He sold cartoons before freelancing for Murray
In 1938 the work situation was far from strong and Hart decided to follow the lead of many others in joining the army.
He enlisted as a signaller in the 7th Field Artillery and by the time he was discharged he had attained the rank of Lieutenant. During the war years Hart served in New Guinea and Dutch Borneo, but prefers only to talk about the humourous side of his service. Perhaps this has something to do with the death of his brother while in action in 1943.
Discharged on 21 December 1945 (Hart says he has no intention of ever forgetting the date!), he still wanted a career in the art field and was soon trying to peddle his work to the publishers of the day. He sold cartoons to Rydges, Quiz and other magazines before starting work as a freelance for K.G. Murray.
Despite the fact that he had never drawn a comic strip before, one of his first jobs was to produce a full comic book. The book was titled The Lost Patrol and, not surprisingly, it dealt with the fortunes of Australian soldiers fighting the Japanese.
Though crude in execution, the artwork displayed a distinct flair which was a harbinger of things to come. There was an obvious understanding of the medium, even if the intricacies had not been fully grasped. The strip displayed the fascination for detail on weaponry and mechanical things which were to become something of an Amos trademark. In short, he appeared to be a natural comic strip artist.
Soon Amos was involved in producing comic books, covers and magazine illustrations for K.G. Murray almost exclusively, even though he was always a freelance and never a company artist.
Such titles as The Moon Mirror and Stark, the Stoneage Man preceded Kidnap Cavern, the first story in KGM's series of Climax full-colour comics.11AusReprints note: Moon Mirror is also in an unnumbered issue that is part of the Climax series....

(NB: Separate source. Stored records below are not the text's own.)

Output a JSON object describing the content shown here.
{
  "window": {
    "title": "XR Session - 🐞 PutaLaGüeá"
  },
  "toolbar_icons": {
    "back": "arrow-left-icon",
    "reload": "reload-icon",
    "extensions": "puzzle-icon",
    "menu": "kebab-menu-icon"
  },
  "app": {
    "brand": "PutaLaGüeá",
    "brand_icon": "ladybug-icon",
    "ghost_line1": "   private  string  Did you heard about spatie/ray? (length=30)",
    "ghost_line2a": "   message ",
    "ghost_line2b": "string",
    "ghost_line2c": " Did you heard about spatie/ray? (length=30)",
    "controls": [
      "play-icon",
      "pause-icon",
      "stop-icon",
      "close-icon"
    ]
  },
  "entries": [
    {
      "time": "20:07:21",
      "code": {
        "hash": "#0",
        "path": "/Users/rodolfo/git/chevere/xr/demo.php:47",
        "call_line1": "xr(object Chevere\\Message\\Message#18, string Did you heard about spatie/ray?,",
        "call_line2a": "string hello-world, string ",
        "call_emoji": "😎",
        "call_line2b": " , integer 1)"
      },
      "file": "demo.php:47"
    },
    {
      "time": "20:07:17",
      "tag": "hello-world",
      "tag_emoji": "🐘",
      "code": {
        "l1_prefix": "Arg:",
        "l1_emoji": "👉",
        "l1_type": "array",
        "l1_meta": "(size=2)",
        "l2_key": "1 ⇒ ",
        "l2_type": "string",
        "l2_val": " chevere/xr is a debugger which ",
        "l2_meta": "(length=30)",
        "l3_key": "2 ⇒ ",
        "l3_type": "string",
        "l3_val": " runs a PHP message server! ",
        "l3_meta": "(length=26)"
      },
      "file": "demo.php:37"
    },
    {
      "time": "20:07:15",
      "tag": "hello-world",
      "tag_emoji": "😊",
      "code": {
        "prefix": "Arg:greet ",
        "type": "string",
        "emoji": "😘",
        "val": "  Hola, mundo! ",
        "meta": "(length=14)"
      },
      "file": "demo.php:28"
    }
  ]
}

For this same series he drew Queen of the Green Men (which gave us a glimpse of the beautiful women he could draw) and Hurricane Hardy.22Prior to illustrating Devil Doone, Amos' major comic works for KG Murray were as follows: "The Lost Patrol" (A...